While the only complete disappearance, the French Minerve S647 is not included in this list, simply because it disappeared completely, never to be found again, this list looks at the strangest accidents in recent history.
1. 1968 Soviet K-129 accident
One of four mysterious submarine accidents in March 1968, the Soviet Union's K-129 sank in the Pacific Ocean, with no clear cause. A US Navy submarine, the USS Swordfish, which later underwent repairs for damage to its periscope and sail in Japan was first theorized as the culprit. The suspicions were linked to North Korea's seizing of a US spy ship, the USS Pueblo, which led to an increase in US submarine activity in the area.
The US Ambassador to Moscow said in 1993 that the USS Swordfish was not near the K-129 at the time of its sinking, and a visit from CIA director Robert Gates a year earlier showed parts of the submarine later retrieved by the Central Intelligence Agency. Another theory was that a leaking hatch caused a torpedo to explode in its bay, although official explanations have been linked to the US loss of the USS Scorpion.
2. 1968 United States' USS Scorpion SSN-589 accident
The US Navy's USS Scorpion sank in May 1968, off the coast of the Azores in the Atlantic Ocean. Initial reports suggested that an explosion was to blame for the sinking, although another study found the result debatable. A 1993 release of documents on the topic presented theory of a torpedo explosion as a result of overheating was presented as a likely cause.
Just as with the Soviet submarine, the Cold War's opposing side was blamed for the accident in unofficial publications, although both sides have thus far not released any official explanations.
One of a series of North Korean submarine incidents in the 1990s, the accident by itself was the result of a North Korean submarine running aground on the South Korean coast. The mysterious part, however, was that the submarine was initially intended to collect North Korean commandos who were collecting intelligence in the South.
The commandos are said to have executed the submarine crew for their mistake, and were killed by the South Korean military, with one captured, while trying to exfiltrate to the North. After the incident, South Korea's consul in Vladivostok was killed in a mysterious poisoning, which was said to have been done by the same poison as the kind found inside the submarine.
4. 2003 Chinese submarine 361

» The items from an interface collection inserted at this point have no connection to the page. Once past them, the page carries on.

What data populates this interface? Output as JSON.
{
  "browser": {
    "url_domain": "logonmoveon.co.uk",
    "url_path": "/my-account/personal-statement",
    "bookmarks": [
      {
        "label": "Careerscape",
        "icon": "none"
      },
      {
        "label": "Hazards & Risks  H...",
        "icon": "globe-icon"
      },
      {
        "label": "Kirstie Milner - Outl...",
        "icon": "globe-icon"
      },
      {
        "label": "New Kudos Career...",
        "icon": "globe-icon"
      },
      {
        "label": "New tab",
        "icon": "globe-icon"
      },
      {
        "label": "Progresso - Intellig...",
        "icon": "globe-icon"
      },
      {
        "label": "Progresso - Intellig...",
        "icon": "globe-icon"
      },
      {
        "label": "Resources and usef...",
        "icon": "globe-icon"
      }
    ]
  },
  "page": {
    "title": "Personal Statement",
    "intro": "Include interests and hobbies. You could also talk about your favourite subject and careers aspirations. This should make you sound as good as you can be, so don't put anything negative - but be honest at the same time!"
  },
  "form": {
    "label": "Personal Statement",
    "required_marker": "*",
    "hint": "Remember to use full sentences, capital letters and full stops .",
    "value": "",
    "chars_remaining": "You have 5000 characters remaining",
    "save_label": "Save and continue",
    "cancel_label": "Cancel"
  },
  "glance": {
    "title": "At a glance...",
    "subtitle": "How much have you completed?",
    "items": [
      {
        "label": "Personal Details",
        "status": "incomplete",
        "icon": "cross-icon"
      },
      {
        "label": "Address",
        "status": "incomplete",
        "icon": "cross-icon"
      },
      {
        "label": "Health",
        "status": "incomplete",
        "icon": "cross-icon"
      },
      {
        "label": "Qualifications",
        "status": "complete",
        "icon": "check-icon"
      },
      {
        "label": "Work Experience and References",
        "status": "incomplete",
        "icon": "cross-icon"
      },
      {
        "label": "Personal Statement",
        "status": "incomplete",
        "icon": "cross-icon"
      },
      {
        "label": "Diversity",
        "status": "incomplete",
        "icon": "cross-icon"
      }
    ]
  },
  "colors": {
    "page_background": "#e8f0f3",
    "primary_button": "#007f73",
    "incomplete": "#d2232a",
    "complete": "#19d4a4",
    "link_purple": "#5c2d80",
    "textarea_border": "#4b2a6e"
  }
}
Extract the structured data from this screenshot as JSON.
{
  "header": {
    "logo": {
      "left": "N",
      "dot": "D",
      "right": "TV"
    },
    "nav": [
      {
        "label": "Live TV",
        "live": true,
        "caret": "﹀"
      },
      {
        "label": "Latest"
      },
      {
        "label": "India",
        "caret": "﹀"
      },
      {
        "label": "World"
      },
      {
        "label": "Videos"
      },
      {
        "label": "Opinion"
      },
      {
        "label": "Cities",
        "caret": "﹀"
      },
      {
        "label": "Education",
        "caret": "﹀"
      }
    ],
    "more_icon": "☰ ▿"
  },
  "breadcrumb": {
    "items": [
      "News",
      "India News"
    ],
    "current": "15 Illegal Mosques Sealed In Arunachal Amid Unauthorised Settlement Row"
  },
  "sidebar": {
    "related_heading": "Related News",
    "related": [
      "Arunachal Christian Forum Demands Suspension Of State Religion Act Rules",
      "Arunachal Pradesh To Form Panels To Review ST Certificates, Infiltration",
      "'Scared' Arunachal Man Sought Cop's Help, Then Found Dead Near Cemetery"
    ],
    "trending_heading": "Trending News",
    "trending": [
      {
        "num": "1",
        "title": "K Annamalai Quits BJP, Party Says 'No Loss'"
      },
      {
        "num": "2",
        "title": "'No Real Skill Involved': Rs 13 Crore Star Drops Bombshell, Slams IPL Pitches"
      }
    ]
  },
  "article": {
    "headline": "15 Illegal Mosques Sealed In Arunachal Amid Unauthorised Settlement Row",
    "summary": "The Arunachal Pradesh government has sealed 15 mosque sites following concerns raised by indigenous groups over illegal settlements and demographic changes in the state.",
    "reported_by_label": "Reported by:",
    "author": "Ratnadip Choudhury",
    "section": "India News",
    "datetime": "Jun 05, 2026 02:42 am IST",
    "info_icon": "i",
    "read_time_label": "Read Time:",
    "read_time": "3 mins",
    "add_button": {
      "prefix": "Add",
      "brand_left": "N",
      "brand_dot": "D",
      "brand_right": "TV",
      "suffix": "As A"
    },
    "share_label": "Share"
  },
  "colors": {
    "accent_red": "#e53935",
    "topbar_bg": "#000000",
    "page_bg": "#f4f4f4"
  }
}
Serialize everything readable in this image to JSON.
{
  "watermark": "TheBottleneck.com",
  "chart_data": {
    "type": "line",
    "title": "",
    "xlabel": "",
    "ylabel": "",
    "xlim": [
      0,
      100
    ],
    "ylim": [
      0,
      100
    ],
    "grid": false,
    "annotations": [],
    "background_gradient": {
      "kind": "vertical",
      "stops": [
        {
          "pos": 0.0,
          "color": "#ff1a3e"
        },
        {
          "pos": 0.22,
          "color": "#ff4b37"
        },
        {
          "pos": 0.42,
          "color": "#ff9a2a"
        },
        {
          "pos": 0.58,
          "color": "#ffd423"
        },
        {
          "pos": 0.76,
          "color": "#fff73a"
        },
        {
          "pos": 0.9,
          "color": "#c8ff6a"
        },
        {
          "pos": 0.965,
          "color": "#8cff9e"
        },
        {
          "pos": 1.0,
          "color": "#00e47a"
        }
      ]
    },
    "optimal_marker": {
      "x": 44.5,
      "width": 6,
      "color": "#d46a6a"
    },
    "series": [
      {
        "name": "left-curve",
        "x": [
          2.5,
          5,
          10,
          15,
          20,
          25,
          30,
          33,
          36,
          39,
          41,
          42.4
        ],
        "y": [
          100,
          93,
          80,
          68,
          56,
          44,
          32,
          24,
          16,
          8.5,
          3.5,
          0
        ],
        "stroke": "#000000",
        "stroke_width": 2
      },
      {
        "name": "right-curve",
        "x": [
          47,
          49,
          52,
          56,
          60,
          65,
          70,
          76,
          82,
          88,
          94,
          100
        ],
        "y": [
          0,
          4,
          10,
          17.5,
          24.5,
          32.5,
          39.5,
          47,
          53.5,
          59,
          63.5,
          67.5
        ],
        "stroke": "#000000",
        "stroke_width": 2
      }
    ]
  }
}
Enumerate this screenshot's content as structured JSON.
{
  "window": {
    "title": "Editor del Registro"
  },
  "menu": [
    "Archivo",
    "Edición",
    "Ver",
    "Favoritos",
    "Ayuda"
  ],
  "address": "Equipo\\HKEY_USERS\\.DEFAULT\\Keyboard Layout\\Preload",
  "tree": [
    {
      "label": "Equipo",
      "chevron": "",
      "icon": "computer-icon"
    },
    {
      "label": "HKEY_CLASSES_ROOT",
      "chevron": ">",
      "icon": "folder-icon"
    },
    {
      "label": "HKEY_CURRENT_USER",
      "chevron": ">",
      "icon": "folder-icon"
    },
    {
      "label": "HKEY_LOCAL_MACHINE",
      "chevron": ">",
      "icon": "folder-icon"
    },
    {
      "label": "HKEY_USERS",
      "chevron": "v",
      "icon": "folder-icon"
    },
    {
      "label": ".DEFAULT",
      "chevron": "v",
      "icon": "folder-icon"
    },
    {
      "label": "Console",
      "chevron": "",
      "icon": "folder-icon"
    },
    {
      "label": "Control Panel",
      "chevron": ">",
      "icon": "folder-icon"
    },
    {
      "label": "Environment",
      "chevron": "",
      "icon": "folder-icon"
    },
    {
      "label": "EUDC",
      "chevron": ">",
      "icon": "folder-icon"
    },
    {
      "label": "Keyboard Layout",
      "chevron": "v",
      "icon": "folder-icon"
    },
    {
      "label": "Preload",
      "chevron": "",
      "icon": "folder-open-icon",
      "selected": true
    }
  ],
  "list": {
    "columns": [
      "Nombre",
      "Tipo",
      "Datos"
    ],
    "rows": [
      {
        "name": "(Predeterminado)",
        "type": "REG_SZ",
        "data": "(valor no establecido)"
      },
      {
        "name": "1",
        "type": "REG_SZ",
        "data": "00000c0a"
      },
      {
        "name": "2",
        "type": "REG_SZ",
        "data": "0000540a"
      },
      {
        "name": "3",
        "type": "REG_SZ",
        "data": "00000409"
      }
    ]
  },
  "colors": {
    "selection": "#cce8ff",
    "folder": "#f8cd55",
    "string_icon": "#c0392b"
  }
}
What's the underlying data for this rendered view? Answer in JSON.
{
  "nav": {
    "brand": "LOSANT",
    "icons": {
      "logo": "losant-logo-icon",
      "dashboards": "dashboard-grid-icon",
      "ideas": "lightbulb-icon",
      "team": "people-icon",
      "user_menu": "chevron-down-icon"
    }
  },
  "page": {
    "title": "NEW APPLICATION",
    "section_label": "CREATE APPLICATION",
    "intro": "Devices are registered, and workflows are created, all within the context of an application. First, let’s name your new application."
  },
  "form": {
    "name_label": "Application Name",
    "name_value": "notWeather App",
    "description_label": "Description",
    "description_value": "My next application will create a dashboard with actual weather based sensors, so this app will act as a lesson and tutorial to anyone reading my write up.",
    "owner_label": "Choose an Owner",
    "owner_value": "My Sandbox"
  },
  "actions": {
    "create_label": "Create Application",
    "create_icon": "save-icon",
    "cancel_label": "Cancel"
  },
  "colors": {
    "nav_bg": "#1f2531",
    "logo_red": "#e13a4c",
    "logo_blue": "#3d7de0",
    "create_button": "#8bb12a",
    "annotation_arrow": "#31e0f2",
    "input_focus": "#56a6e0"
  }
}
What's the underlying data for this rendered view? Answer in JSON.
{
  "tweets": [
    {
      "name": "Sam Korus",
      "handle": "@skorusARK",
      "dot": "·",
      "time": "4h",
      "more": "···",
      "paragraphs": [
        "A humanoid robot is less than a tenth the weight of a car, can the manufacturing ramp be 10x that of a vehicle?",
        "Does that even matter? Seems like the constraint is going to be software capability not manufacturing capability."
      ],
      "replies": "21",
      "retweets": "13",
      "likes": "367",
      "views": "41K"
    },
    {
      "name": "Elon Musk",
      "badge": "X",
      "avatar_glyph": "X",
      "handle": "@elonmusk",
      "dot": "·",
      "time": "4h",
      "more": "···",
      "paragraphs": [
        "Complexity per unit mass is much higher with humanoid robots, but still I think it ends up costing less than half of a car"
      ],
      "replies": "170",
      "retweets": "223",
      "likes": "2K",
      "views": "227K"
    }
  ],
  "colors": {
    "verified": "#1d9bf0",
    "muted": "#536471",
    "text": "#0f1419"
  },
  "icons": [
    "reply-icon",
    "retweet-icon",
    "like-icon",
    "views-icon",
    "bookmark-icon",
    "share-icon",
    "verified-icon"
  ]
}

The Chinese Navy's submarine 361 sank in the Bohai Sea, between China and North Korea. The submarine itself was found by Chinese fishermen, who found its remains ten days after the accident, apparently because it was taking part in a silent drill.
No official explanation was given by China, other than "mechanical difficulties." An apparent leaked report in a Hong Kong newspaper suggested that the cause was a failure to shut down a diesel engine after the submarine submerged, suffocating the crew.
The INS Dakar was the first submarine to disappear in 1968, and lost contact while traveling to Israel after being purchased by Britain. Its remnants were first spotted by fisherman in Gaza, although it was not until 1999 that its remnants were finally found.
Egyptian military figures as early as 1970 claimed that the submarine was sunk by an Egyptian ship, although the Israeli military denied the claims. However, Israel never released an official explanation for the sinking, although it is clear that much of the damage occurred after the submarine reached its crush depth.